(Beginning of Recorded information)

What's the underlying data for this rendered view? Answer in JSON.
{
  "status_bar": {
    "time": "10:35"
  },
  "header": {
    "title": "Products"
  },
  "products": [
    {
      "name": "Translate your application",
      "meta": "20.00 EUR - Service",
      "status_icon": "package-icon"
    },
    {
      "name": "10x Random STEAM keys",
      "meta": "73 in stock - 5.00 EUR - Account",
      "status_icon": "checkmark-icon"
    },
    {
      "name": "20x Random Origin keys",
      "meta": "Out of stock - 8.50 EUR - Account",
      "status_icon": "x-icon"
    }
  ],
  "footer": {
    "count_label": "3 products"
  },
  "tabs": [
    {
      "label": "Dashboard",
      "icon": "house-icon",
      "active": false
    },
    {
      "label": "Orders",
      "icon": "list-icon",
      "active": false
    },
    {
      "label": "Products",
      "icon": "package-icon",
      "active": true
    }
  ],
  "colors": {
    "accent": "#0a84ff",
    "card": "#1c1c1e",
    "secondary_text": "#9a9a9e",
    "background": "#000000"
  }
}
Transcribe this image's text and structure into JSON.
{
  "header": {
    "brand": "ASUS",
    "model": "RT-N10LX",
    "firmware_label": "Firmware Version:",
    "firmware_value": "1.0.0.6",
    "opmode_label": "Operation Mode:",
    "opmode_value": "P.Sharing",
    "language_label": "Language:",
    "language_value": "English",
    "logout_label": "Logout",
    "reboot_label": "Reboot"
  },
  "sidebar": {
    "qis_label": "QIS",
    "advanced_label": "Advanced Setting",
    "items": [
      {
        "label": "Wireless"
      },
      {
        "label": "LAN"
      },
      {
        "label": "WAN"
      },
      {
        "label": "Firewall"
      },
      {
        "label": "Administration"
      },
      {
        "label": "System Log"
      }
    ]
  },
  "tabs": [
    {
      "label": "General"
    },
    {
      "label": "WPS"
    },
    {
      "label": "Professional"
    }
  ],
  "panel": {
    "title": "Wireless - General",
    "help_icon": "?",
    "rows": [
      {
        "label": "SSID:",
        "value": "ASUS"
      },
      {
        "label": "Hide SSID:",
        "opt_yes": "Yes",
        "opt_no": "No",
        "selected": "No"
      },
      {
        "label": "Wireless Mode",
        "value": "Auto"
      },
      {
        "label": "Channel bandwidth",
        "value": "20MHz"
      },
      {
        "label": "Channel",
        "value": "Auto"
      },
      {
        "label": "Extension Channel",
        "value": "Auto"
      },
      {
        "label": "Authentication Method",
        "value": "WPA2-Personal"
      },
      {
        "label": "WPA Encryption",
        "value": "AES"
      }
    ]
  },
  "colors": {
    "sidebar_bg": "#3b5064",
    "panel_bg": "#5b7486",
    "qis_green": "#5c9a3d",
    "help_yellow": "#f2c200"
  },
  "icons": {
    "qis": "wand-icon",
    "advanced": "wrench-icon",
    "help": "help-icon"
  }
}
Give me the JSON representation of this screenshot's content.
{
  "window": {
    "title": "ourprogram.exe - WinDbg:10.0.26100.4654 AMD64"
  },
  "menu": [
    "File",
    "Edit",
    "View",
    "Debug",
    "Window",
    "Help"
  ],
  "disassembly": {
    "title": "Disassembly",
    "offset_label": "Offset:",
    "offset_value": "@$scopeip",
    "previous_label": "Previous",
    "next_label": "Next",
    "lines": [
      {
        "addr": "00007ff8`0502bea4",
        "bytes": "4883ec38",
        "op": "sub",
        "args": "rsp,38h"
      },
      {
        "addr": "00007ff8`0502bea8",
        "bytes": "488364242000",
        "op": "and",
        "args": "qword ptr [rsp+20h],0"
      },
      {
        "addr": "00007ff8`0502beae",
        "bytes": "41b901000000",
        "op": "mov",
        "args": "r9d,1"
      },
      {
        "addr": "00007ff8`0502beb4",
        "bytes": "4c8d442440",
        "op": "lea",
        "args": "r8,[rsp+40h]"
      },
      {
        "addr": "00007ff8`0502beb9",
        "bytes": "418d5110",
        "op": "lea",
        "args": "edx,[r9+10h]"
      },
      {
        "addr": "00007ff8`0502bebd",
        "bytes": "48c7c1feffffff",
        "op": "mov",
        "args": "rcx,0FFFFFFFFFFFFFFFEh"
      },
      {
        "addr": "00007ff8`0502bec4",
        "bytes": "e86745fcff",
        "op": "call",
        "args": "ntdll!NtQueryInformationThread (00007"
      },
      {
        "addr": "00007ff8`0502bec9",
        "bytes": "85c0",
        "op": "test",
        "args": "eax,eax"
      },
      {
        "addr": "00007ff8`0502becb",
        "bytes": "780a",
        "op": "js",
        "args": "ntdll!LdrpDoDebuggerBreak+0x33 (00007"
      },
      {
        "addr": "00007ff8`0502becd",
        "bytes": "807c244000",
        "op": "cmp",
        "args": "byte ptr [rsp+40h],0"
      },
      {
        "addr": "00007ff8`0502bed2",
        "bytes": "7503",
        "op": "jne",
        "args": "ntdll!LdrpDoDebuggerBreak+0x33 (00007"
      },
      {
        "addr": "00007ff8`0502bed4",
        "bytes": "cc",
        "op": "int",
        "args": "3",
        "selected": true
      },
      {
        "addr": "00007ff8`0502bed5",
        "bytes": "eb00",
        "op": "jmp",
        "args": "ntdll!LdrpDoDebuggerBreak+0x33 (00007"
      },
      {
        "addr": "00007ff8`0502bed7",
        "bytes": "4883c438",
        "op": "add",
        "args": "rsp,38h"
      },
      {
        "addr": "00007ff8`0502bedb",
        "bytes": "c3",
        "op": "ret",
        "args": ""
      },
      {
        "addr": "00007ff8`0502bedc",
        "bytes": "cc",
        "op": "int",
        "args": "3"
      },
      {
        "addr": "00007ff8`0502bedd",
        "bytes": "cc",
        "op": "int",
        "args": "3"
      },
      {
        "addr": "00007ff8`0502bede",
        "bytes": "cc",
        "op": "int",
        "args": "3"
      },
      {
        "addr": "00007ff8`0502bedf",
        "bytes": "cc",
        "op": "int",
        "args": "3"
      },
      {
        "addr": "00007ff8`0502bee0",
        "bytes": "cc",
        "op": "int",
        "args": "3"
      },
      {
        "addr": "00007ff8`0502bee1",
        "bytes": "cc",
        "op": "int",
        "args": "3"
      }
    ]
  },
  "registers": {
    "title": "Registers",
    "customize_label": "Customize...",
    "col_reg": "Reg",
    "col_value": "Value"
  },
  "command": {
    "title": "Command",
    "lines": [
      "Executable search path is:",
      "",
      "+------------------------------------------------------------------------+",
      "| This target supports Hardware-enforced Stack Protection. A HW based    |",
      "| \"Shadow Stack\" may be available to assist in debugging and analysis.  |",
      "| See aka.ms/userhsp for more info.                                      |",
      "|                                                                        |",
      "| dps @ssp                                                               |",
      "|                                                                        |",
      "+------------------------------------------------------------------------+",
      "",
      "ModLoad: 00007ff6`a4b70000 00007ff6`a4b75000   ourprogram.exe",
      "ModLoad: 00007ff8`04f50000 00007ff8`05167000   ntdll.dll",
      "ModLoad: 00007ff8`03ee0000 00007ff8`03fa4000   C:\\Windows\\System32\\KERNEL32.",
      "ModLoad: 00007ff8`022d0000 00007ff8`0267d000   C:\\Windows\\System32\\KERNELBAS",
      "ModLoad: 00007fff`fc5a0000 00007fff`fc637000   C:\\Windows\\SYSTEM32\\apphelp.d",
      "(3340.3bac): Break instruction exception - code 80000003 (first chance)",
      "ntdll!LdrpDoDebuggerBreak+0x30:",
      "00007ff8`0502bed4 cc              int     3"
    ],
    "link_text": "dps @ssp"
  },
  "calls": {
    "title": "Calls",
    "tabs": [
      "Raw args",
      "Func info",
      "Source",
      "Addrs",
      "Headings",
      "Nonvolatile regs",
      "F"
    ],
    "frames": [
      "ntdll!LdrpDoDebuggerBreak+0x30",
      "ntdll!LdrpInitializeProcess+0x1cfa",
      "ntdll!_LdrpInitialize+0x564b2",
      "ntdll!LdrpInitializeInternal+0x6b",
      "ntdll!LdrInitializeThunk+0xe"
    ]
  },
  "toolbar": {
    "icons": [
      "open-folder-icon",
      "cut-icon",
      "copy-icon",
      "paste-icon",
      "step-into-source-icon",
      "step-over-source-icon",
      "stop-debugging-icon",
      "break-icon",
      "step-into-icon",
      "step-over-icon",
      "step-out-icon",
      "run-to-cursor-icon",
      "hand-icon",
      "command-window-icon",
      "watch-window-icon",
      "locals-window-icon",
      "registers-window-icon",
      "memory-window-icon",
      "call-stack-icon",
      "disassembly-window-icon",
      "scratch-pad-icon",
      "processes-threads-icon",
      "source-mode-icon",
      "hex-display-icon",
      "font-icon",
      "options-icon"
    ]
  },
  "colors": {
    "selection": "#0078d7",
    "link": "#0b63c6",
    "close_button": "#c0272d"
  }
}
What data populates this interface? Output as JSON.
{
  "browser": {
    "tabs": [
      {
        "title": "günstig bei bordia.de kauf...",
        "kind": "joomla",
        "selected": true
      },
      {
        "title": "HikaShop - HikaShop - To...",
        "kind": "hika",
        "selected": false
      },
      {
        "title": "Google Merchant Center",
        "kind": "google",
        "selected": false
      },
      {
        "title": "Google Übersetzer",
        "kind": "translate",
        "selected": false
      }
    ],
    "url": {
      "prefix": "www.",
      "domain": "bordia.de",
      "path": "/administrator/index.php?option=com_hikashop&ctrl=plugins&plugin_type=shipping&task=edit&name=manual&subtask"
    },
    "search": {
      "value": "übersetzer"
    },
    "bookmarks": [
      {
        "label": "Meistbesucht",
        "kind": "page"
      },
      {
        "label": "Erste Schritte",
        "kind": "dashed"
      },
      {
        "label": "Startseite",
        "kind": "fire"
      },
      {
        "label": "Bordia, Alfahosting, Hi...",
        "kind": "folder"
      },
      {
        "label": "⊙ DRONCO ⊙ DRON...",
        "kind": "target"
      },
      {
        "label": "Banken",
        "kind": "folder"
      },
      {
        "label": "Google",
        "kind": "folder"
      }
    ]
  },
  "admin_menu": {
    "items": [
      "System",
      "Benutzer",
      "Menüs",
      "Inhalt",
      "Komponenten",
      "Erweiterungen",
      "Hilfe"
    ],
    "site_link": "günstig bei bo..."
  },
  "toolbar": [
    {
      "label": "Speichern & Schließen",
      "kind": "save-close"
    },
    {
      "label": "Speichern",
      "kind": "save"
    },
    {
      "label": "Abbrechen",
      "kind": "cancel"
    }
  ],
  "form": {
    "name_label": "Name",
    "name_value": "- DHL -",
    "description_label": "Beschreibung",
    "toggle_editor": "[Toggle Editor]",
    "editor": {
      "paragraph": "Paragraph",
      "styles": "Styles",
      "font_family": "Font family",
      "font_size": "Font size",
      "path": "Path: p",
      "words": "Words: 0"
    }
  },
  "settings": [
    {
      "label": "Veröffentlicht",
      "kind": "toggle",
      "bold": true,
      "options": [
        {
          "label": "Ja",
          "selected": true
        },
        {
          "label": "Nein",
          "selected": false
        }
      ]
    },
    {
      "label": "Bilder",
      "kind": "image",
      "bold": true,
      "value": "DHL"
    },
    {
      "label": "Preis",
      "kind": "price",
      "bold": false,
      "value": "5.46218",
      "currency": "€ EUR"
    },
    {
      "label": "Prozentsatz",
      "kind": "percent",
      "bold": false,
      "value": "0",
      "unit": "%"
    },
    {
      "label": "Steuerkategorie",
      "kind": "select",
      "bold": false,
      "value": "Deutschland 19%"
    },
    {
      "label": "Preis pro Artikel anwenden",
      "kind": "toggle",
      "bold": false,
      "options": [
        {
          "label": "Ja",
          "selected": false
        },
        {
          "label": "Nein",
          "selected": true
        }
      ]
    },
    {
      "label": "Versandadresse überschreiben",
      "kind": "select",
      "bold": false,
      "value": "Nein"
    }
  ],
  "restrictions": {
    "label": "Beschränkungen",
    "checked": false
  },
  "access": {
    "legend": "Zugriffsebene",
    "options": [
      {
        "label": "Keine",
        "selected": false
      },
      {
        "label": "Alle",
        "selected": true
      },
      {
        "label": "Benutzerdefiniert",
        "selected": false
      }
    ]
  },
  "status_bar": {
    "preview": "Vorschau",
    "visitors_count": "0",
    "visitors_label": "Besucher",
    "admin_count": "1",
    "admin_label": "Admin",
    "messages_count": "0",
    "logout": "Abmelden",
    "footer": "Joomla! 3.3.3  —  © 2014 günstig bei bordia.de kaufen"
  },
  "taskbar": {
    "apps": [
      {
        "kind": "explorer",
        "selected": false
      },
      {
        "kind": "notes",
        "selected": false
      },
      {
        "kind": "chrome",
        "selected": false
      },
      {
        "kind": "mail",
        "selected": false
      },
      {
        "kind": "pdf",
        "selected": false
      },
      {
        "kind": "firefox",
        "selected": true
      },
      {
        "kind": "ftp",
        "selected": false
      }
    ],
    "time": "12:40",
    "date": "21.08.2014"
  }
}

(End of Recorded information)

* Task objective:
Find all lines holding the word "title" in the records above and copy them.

* Solution:
    "title": "Products"
    "title": "Wireless - General",
    "title": "ourprogram.exe - WinDbg:10.0.26100.4654 AMD64"
    "title": "Disassembly",
    "title": "Registers",
    "title": "Command",
    "title": "Calls",
        "title": "günstig bei bordia.de kauf...",
        "title": "HikaShop - HikaShop - To...",
        "title": "Google Merchant Center",
        "title": "Google Übersetzer",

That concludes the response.